Stored items from a collection

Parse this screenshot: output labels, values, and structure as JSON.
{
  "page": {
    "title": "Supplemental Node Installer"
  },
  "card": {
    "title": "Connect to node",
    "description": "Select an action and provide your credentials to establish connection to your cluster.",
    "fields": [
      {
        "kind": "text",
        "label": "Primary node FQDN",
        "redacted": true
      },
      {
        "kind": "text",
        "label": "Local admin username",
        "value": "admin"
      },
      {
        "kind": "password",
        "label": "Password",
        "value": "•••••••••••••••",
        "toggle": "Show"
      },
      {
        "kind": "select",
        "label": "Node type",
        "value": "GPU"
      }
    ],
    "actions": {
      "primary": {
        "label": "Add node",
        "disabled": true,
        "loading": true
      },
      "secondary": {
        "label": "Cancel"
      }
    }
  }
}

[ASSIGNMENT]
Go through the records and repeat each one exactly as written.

[SOLVED EXERCISE]
Parse this screenshot: output labels, values, and structure as JSON.
{
  "page": {
    "title": "Supplemental Node Installer"
  },
  "card": {
    "title": "Connect to node",
    "description": "Select an action and provide your credentials to establish connection to your cluster.",
    "fields": [
      {
        "kind": "text",
        "label": "Primary node FQDN",
        "redacted": true
      },
      {
        "kind": "text",
        "label": "Local admin username",
        "value": "admin"
      },
      {
        "kind": "password",
        "label": "Password",
        "value": "•••••••••••••••",
        "toggle": "Show"
      },
      {
        "kind": "select",
        "label": "Node type",
        "value": "GPU"
      }
    ],
    "actions": {
      "primary": {
        "label": "Add node",
        "disabled": true,
        "loading": true
      },
      "secondary": {
        "label": "Cancel"
      }
    }
  }
}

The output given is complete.